The final concern surrounds the perception that “if the State’s were to build their own part of the overall private network then we would have 56 simultaneously deployed networks”. This is not true either. At first it should be just a chosen few States to start with -- maybe one or two. Once the P3 model has been instituted, and proven successful, then we can start to establish a timeline of phased approaches; which can be accomplished in regional simultaneously builds. Such programmatic models and scheduling aspects are nothing new to the industry and are quite common with the commercial carriers who they themselves run simultaneous turf markets of LTE deployments. The tactical and technical complexities are not actually the issue (including "CORE" relationships) . The issue will be the financial governance control. Once we have successfully proven the P3 financial implementation of the programs, then we can easily adopt the same concept to the other States; thus the reason for starting with just one or two States.
"Who builds the network and who operates the network, that, I think, is open and negotiable," Ginn told the House Energy and Commerce subcommittee on communications and technology March 14th, 2013.FirstNet oversees creation of a nationwide broadband network for use by first responders; it currently is in the process of developing a network architecture. "The network will not be a network of networks". Ginn said, stating that "multiple architectures would challenge interoperability, as well as unitary standards for network security, reliability and maintenance".  (David Perera, Fierce Government IT, 2013Observation: This runs counter to the conceptual design laid out by Craig Farrell.
It’s important to remember that the tactical design, construction and deployment of the network has to be done by the State. The State is better positioned to interface directly with all the local resources that will deliver the physical network construction and installation (else the cost of construction will be to high). There is no way around that. Even if FirstNet were to bring in an overall program manager -- the entire national build-out would still need to execute locally.
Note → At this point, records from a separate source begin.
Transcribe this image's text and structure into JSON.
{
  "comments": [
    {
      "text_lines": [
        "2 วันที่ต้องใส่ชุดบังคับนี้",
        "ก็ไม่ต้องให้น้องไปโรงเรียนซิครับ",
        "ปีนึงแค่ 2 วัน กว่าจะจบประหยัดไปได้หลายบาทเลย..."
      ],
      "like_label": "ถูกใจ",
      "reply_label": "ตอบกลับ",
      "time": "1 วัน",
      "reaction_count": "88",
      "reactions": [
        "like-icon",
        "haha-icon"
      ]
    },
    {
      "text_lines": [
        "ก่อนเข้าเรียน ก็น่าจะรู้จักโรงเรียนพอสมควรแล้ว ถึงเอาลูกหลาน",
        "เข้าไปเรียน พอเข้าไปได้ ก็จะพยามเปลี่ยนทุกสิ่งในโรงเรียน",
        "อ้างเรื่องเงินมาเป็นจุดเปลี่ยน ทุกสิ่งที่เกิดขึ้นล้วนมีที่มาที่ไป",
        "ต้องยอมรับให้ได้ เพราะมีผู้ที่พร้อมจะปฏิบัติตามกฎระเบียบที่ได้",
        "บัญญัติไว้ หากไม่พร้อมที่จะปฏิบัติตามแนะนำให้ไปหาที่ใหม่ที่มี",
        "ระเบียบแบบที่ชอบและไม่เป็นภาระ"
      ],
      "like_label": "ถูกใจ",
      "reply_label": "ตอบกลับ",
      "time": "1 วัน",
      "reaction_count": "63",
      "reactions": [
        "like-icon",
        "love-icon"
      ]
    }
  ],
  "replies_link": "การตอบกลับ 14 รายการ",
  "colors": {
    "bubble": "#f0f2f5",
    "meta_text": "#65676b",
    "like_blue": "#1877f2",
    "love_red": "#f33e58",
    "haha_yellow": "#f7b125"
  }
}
What I carried away from this conversation last week is that the passion to build the network is strong; as is the lack of experience in deploying broadband solutions. Take it from a 25 year veteran of the telecommunications industry.... the technical deployment of this network is nothing new; we have been deploying these types of broadband networks for many years -- to include LTE for the last 5.  In short, we are facing an Abilene paradox! Everyone is heading for the same place only doing it on separate paths.



Just some guy and a blog….



No comments:

Moto

Words to Live By: “Here’s to the crazy ones, the misfits, the rebels, the troublemakers, the round pegs in the square holes… The ones who see things differently — they’re not fond of rules… You can quote them, disagree with them, glorify or vilify them, but the only thing you can’t do is ignore them because they change things… They push the human race forward, and while some may see them as the crazy ones, we see genius, because the ones who are crazy enough to think that they can change the world, are the ones who do.” (Steve Jobs)